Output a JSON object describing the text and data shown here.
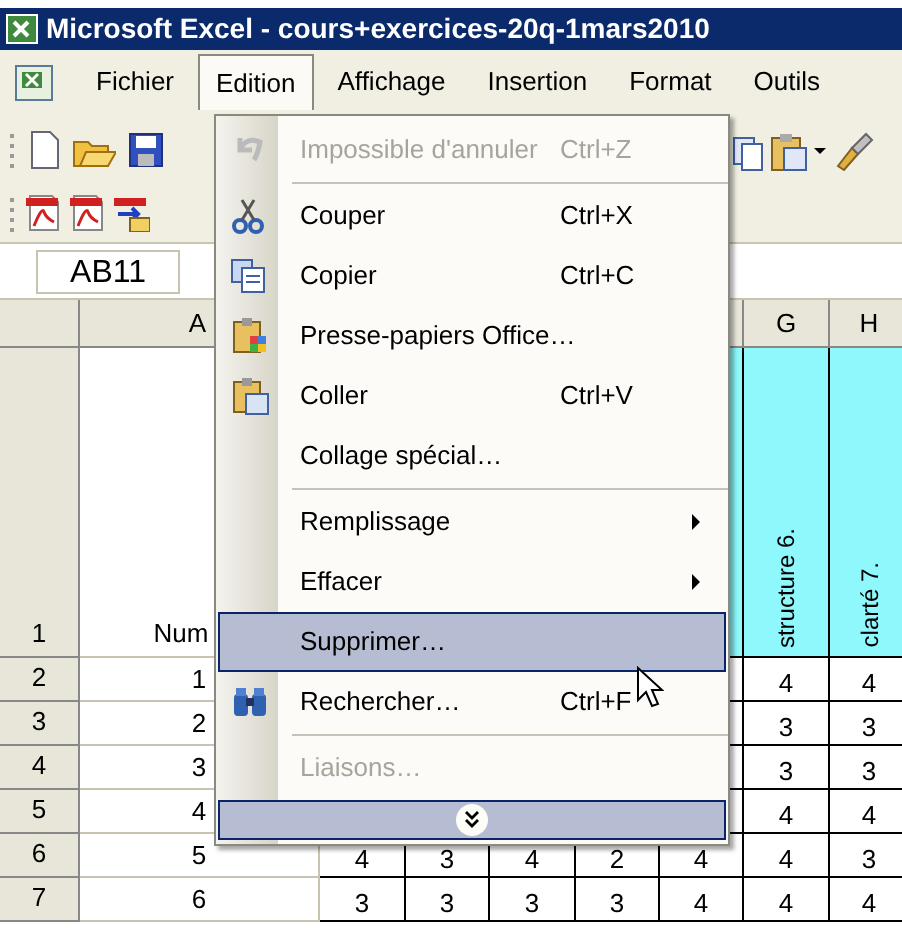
{
  "window": {
    "title": "Microsoft Excel - cours+exercices-20q-1mars2010"
  },
  "menu_bar": [
    {
      "label": "Fichier",
      "selected": false
    },
    {
      "label": "Edition",
      "selected": true
    },
    {
      "label": "Affichage",
      "selected": false
    },
    {
      "label": "Insertion",
      "selected": false
    },
    {
      "label": "Format",
      "selected": false
    },
    {
      "label": "Outils",
      "selected": false
    }
  ],
  "name_box": {
    "value": "AB11"
  },
  "columns": [
    {
      "label": "A"
    },
    {},
    {},
    {},
    {},
    {},
    {
      "label": "G"
    },
    {
      "label": "H"
    }
  ],
  "rows": [
    {
      "number": "1",
      "kind": "heading",
      "cells": [
        "Num",
        null,
        null,
        null,
        null,
        null,
        "structure 6.",
        "clarté 7."
      ]
    },
    {
      "number": "2",
      "kind": "data",
      "cells": [
        "1",
        null,
        null,
        null,
        null,
        null,
        "4",
        "4"
      ]
    },
    {
      "number": "3",
      "kind": "data",
      "cells": [
        "2",
        null,
        null,
        null,
        null,
        null,
        "3",
        "3"
      ]
    },
    {
      "number": "4",
      "kind": "data",
      "cells": [
        "3",
        null,
        null,
        null,
        null,
        null,
        "3",
        "3"
      ]
    },
    {
      "number": "5",
      "kind": "data",
      "cells": [
        "4",
        null,
        null,
        null,
        null,
        null,
        "4",
        "4"
      ]
    },
    {
      "number": "6",
      "kind": "data",
      "cells": [
        "5",
        "4",
        "3",
        "4",
        "2",
        "4",
        "4",
        "3"
      ]
    },
    {
      "number": "7",
      "kind": "data",
      "cells": [
        "6",
        "3",
        "3",
        "3",
        "3",
        "4",
        "4",
        "4"
      ]
    }
  ],
  "edit_menu": [
    {
      "kind": "item",
      "label": "Impossible d'annuler",
      "shortcut": "Ctrl+Z",
      "disabled": true,
      "selected": false,
      "submenu": false
    },
    {
      "kind": "separator"
    },
    {
      "kind": "item",
      "label": "Couper",
      "shortcut": "Ctrl+X",
      "disabled": false,
      "selected": false,
      "submenu": false
    },
    {
      "kind": "item",
      "label": "Copier",
      "shortcut": "Ctrl+C",
      "disabled": false,
      "selected": false,
      "submenu": false
    },
    {
      "kind": "item",
      "label": "Presse-papiers Office…",
      "disabled": false,
      "selected": false,
      "submenu": false
    },
    {
      "kind": "item",
      "label": "Coller",
      "shortcut": "Ctrl+V",
      "disabled": false,
      "selected": false,
      "submenu": false
    },
    {
      "kind": "item",
      "label": "Collage spécial…",
      "disabled": false,
      "selected": false,
      "submenu": false
    },
    {
      "kind": "separator"
    },
    {
      "kind": "item",
      "label": "Remplissage",
      "disabled": false,
      "selected": false,
      "submenu": true
    },
    {
      "kind": "item",
      "label": "Effacer",
      "disabled": false,
      "selected": false,
      "submenu": true
    },
    {
      "kind": "item",
      "label": "Supprimer…",
      "disabled": false,
      "selected": true,
      "submenu": false
    },
    {
      "kind": "item",
      "label": "Rechercher…",
      "shortcut": "Ctrl+F",
      "disabled": false,
      "selected": false,
      "submenu": false
    },
    {
      "kind": "separator"
    },
    {
      "kind": "item",
      "label": "Liaisons…",
      "disabled": true,
      "selected": false,
      "submenu": false
    },
    {
      "kind": "expand",
      "selected": true
    }
  ]
}
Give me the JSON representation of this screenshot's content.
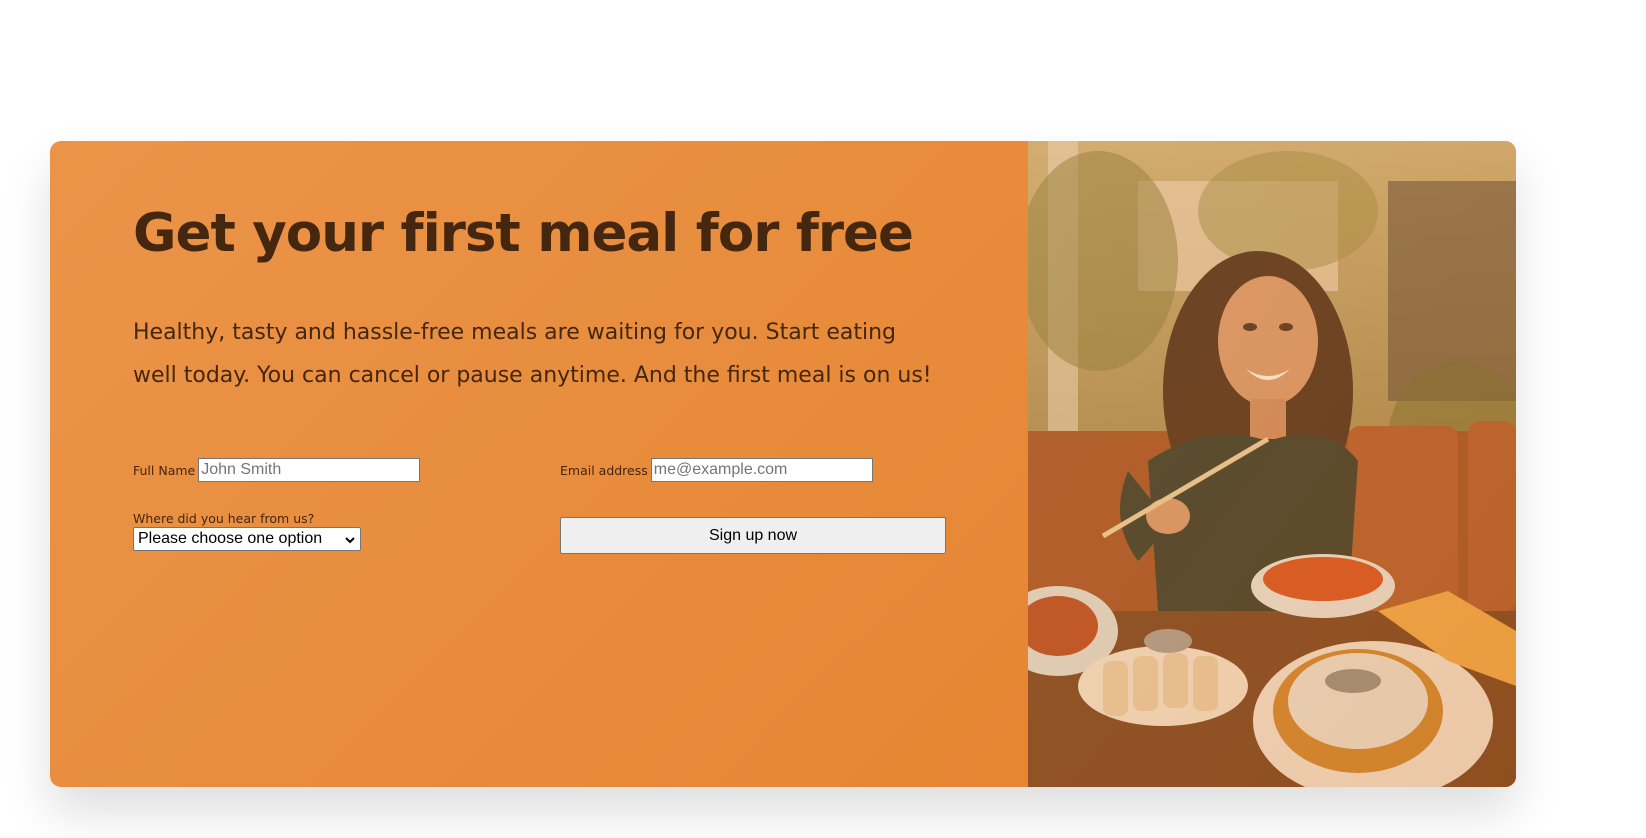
{
  "cta": {
    "heading": "Get your first meal for free",
    "description": "Healthy, tasty and hassle-free meals are waiting for you. Start eating well today. You can cancel or pause anytime. And the first meal is on us!"
  },
  "form": {
    "full_name": {
      "label": "Full Name",
      "placeholder": "John Smith",
      "value": ""
    },
    "email": {
      "label": "Email address",
      "placeholder": "me@example.com",
      "value": ""
    },
    "source": {
      "label": "Where did you hear from us?",
      "selected": "Please choose one option"
    },
    "submit_label": "Sign up now"
  },
  "image": {
    "icon": "woman-eating-photo"
  },
  "colors": {
    "card_background": "#e78a39",
    "heading_text": "#45260e"
  }
}
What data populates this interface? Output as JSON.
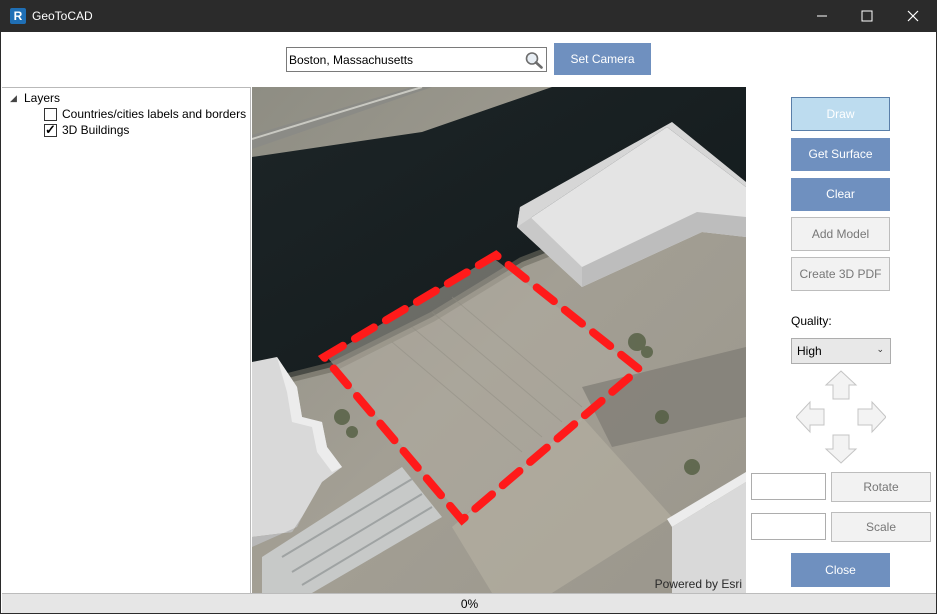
{
  "window": {
    "title": "GeoToCAD",
    "app_icon_letter": "R"
  },
  "search": {
    "value": "Boston, Massachusetts"
  },
  "buttons": {
    "set_camera": "Set Camera",
    "draw": "Draw",
    "get_surface": "Get Surface",
    "clear": "Clear",
    "add_model": "Add Model",
    "create_3d_pdf": "Create 3D PDF",
    "rotate": "Rotate",
    "scale": "Scale",
    "close": "Close"
  },
  "layers": {
    "root_label": "Layers",
    "items": [
      {
        "label": "Countries/cities labels and borders",
        "checked": false
      },
      {
        "label": "3D Buildings",
        "checked": true
      }
    ]
  },
  "quality": {
    "label": "Quality:",
    "selected": "High"
  },
  "inputs": {
    "rotate_value": "",
    "scale_value": ""
  },
  "map": {
    "credit": "Powered by Esri",
    "selection_color": "#ff1a1a"
  },
  "status": {
    "progress": "0%",
    "progress_fraction": 0
  },
  "colors": {
    "titlebar": "#2b2b2b",
    "button_blue": "#6f90bf",
    "button_draw": "#bddcef"
  }
}
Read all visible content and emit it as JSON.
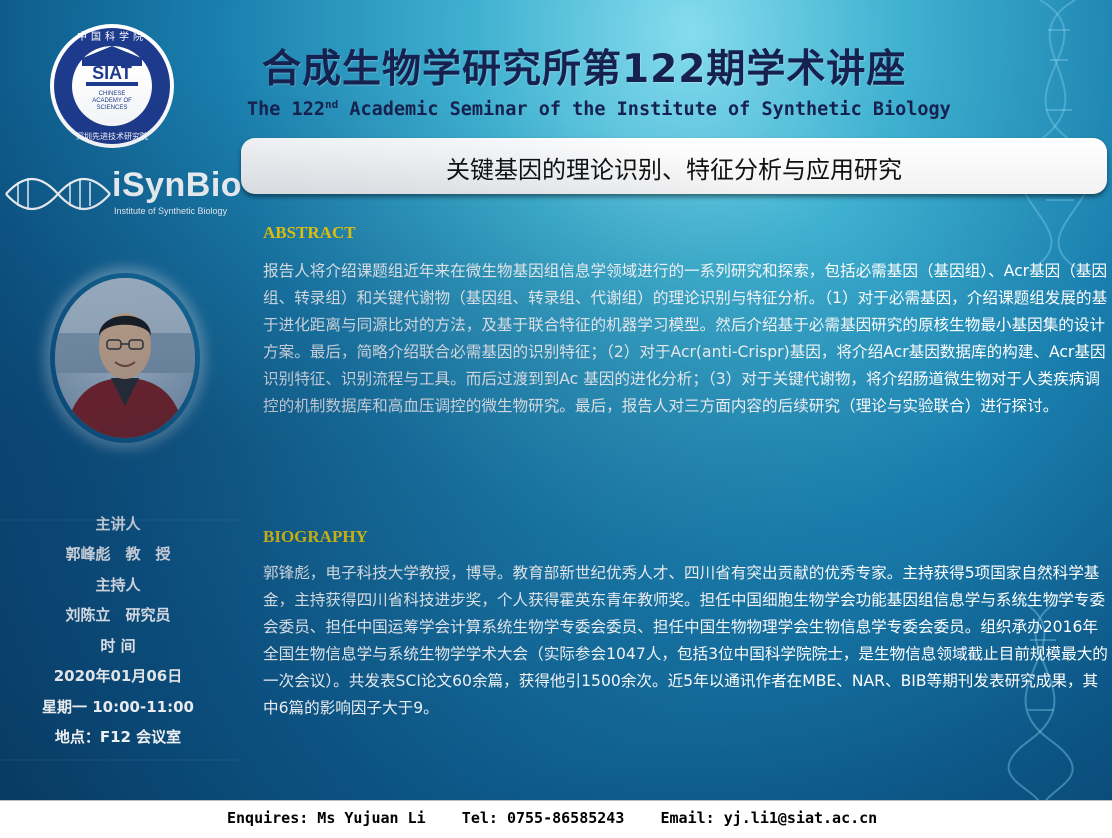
{
  "header": {
    "title_cn": "合成生物学研究所第122期学术讲座",
    "title_en_prefix": "The 122",
    "title_en_sup": "nd",
    "title_en_suffix": " Academic Seminar of the Institute of Synthetic Biology",
    "topic": "关键基因的理论识别、特征分析与应用研究"
  },
  "logos": {
    "siat_text": "SIAT",
    "siat_ring_top": "中国科学院",
    "siat_sub1": "CHINESE",
    "siat_sub2": "ACADEMY OF",
    "siat_sub3": "SCIENCES",
    "siat_ring_bottom": "深圳先进技术研究院",
    "isynbio_name": "iSynBio",
    "isynbio_sub": "Institute of Synthetic Biology"
  },
  "sidebar": {
    "speaker_label": "主讲人",
    "speaker_name": "郭峰彪　教　授",
    "host_label": "主持人",
    "host_name": "刘陈立　研究员",
    "time_label": "时  间",
    "date": "2020年01月06日",
    "time": "星期一 10:00-11:00",
    "location": "地点：F12 会议室"
  },
  "abstract": {
    "heading": "ABSTRACT",
    "text": "报告人将介绍课题组近年来在微生物基因组信息学领域进行的一系列研究和探索，包括必需基因（基因组）、Acr基因（基因组、转录组）和关键代谢物（基因组、转录组、代谢组）的理论识别与特征分析。（1）对于必需基因，介绍课题组发展的基于进化距离与同源比对的方法，及基于联合特征的机器学习模型。然后介绍基于必需基因研究的原核生物最小基因集的设计方案。最后，简略介绍联合必需基因的识别特征；（2）对于Acr(anti-Crispr)基因，将介绍Acr基因数据库的构建、Acr基因识别特征、识别流程与工具。而后过渡到到Ac 基因的进化分析；（3）对于关键代谢物，将介绍肠道微生物对于人类疾病调控的机制数据库和高血压调控的微生物研究。最后，报告人对三方面内容的后续研究（理论与实验联合）进行探讨。"
  },
  "biography": {
    "heading": "BIOGRAPHY",
    "text": "郭锋彪，电子科技大学教授，博导。教育部新世纪优秀人才、四川省有突出贡献的优秀专家。主持获得5项国家自然科学基金，主持获得四川省科技进步奖，个人获得霍英东青年教师奖。担任中国细胞生物学会功能基因组信息学与系统生物学专委会委员、担任中国运筹学会计算系统生物学专委会委员、担任中国生物物理学会生物信息学专委会委员。组织承办2016年全国生物信息学与系统生物学学术大会（实际参会1047人，包括3位中国科学院院士，是生物信息领域截止目前规模最大的一次会议）。共发表SCI论文60余篇，获得他引1500余次。近5年以通讯作者在MBE、NAR、BIB等期刊发表研究成果，其中6篇的影响因子大于9。"
  },
  "footer": {
    "text": "Enquires: Ms Yujuan Li    Tel: 0755-86585243    Email: yj.li1@siat.ac.cn"
  },
  "colors": {
    "title": "#16214f",
    "heading": "#ffd700",
    "body": "#ffffff",
    "bg_light": "#86dcee",
    "bg_dark": "#083a62"
  }
}
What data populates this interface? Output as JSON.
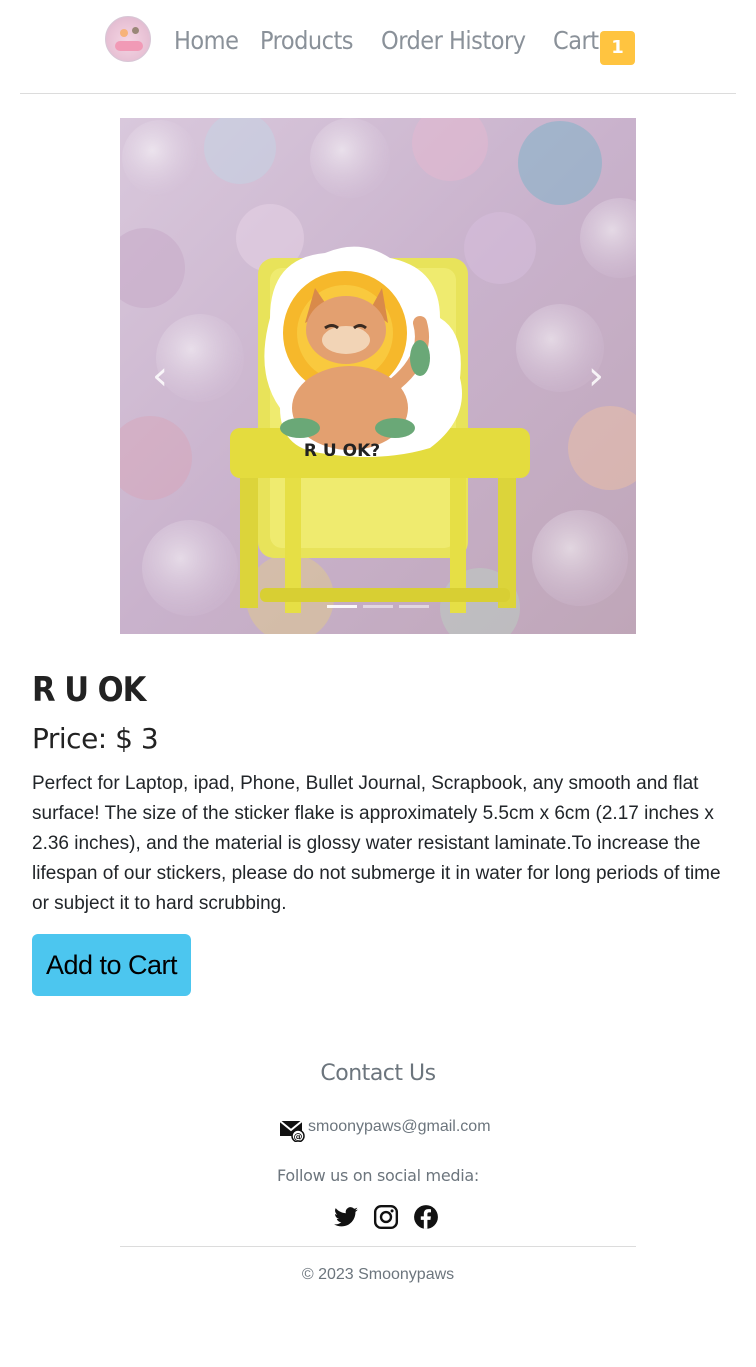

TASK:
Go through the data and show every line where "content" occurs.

YOUR RESPONSE:
Give me the JSON representation of this screenshot's content.
Read all visible content and emit it as JSON.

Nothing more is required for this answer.